By the 1770s and 1780s, it was more common to lay the table as is the norm today with the prongs facing up (if one goes to France, the spoons and forks are often still laid face down). The later 18th and early 19th century gave way to an explosion in the varieties of patterns that were becoming available, and also in the variety of serving implements and accoutrements for the table.
Items such as fish knives and forks started to appear in the mid-19th century and the round bowl soup spoon was created around 1890 (although when watching 18th and 19th century dramas, one often sees them being used despite them not existing!) The knife has been around since time immemorial, but most knives in the 18th and 19th century had carbon steel blades affixed to a silver handle. The fixing was generally achieved by pouring molten pitch (tar) into the handle and then pushing the blade of the knife, which had a tang affixed, into the base of the knife.
This technique is generally not used today, as most knives today are stainless steel blade affixed in some sort of epoxy resin. The invention of stainless steel in 1913 was a bit of a game-changer, as no more did the blades rust as they did previously (although there is a moot point if they cut as efficiently). Methods of the manufacture of spoons and forks have changed throughout the last few centuries. Up to the third quarter of the 19th century, all spoons and forks were made out of a block of silver by hammering and annealing the metal by hand.
This was a long and laborious process, but the result of this hard work made the flatware very durable. By the late 19th century a great deal of flatware was produced in a more mechanical way, which resulted in far less work; however, the result was a somewhat inferior product which was not as durable. The hand hammering and annealing processes of earlier times often ensures that a 200-year-old flatware set is found in a very good condition; where one which is only 50-years-old made by machine can look worn and tatty. When buying flatware, and indeed most other products, always keep in mind that in the 19th century and earlier, materials were expensive and human labour cheap.
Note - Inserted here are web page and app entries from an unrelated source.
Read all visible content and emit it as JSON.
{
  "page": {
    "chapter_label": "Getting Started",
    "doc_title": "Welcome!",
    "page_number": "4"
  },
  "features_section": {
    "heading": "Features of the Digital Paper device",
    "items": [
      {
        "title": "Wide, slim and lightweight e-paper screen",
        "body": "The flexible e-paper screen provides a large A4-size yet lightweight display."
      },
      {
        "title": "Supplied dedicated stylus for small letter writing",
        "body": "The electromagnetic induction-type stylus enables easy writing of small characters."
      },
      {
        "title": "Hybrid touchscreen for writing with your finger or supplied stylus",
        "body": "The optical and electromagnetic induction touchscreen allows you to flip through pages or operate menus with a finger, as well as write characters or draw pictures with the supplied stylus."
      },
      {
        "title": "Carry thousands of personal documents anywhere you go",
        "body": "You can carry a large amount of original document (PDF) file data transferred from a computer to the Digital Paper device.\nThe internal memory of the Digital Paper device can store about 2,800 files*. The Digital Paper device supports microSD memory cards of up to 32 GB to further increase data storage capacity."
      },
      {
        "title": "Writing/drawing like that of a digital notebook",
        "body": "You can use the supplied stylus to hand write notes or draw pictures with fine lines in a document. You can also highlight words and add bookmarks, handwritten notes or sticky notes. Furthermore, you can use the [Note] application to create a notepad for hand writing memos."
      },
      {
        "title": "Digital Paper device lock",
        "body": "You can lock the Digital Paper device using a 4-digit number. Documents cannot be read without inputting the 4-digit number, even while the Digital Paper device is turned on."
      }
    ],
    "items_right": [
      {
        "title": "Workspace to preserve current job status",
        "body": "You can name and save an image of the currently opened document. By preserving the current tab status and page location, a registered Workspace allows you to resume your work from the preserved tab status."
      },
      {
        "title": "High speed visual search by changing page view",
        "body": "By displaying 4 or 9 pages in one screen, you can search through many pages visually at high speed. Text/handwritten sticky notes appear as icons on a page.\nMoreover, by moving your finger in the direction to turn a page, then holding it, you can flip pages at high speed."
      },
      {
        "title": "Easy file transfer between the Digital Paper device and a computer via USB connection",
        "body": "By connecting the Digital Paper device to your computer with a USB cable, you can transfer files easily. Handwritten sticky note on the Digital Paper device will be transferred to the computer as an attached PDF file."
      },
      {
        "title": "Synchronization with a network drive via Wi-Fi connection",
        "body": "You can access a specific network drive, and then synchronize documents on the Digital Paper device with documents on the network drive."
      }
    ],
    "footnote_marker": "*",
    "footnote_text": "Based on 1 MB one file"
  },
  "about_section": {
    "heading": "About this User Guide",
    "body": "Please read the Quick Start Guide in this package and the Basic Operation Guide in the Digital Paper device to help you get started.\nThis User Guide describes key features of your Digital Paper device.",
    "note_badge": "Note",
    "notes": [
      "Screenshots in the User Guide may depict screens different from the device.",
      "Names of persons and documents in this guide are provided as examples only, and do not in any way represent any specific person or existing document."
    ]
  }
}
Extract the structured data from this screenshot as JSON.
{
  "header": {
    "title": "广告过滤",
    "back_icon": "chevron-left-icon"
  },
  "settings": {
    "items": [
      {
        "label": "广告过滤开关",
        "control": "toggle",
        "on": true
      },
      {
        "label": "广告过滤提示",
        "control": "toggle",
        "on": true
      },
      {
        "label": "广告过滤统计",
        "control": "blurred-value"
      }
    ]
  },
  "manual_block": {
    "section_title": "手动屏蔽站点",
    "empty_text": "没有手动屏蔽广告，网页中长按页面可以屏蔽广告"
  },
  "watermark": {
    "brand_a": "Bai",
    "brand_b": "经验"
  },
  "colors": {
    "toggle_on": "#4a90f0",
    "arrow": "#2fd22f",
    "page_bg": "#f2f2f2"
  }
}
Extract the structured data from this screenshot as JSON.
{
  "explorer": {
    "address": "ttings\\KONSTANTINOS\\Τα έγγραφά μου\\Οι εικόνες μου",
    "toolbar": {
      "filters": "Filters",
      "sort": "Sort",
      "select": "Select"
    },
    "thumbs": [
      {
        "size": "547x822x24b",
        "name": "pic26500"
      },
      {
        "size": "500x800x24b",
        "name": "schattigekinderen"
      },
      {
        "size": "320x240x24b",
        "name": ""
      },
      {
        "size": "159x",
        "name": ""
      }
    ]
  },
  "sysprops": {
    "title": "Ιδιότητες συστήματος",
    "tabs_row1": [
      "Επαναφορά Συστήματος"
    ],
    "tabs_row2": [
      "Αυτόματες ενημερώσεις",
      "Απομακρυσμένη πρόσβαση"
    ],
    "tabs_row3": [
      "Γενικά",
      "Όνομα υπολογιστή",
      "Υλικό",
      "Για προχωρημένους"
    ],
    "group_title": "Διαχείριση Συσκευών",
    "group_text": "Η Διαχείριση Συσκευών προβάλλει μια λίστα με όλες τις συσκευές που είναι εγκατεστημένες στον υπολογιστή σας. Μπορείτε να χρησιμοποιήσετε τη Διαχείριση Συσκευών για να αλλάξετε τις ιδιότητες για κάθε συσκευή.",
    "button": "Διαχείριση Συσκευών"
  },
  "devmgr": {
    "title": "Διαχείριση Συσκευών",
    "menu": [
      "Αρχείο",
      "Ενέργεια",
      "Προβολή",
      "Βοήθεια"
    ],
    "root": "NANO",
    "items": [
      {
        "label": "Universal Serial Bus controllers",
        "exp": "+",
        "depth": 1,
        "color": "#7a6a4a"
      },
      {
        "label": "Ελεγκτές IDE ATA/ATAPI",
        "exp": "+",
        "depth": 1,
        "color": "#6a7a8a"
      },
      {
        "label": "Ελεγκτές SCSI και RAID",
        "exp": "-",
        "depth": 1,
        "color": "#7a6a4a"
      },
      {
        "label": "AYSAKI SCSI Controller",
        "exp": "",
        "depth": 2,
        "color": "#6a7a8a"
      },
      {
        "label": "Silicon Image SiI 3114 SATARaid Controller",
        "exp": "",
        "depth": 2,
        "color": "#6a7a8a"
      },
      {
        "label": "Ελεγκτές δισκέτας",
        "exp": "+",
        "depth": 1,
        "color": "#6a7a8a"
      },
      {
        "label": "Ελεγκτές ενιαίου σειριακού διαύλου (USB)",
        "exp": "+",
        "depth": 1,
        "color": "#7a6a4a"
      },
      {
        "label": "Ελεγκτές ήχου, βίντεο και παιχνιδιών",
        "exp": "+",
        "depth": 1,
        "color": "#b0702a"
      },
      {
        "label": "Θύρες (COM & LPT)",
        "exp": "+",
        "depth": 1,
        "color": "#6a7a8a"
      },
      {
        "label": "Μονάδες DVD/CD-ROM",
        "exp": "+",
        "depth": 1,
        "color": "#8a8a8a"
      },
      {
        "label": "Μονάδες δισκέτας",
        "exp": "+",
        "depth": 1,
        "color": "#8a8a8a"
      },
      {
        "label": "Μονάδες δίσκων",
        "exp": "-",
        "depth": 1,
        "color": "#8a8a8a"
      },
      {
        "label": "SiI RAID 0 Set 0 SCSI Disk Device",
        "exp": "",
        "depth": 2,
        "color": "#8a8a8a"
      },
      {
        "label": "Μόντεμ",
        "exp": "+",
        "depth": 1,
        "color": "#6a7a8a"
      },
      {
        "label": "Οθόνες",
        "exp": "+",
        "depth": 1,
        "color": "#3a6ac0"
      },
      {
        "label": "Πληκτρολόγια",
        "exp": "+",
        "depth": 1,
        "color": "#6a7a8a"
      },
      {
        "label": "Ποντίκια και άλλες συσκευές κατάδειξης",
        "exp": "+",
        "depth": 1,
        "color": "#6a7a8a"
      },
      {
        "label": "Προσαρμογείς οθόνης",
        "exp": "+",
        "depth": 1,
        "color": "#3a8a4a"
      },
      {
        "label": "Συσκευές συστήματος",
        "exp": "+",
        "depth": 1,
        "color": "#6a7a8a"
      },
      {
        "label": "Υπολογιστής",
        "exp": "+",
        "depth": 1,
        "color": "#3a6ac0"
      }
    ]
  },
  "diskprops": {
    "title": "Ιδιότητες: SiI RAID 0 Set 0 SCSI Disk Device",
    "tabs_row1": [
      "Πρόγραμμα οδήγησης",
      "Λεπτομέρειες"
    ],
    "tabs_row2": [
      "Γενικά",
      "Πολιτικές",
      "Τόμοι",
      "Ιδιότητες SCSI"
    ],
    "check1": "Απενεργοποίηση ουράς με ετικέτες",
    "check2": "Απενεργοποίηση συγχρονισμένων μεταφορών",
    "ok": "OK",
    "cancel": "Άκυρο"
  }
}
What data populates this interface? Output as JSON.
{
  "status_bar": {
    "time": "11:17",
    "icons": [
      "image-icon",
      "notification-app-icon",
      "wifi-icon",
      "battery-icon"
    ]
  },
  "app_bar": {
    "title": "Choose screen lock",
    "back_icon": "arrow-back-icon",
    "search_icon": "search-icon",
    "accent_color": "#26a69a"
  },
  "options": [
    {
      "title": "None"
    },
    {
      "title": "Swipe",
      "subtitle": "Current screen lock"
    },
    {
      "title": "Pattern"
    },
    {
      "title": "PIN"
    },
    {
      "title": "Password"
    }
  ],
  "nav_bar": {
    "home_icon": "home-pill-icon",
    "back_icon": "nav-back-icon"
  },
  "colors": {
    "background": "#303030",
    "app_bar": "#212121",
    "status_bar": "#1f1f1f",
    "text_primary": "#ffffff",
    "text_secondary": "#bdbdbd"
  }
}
An interesting contrast would be comparing old prices. For example, in 1787 a tablespoon cost £1.50 to make (the equivalent of £300-400 today) and to engrave 84 family crests on a whole set of spoons and forks was just over a pound (around £250 in today’s money). The value of the spoon in 1787 was 50 per cent more than the engraving. The spoon from 1787 can be bought, for say £70 today, but the engraving today would cost about £3000 (now we know why modern buildings and other products are so devoid of character and artistry).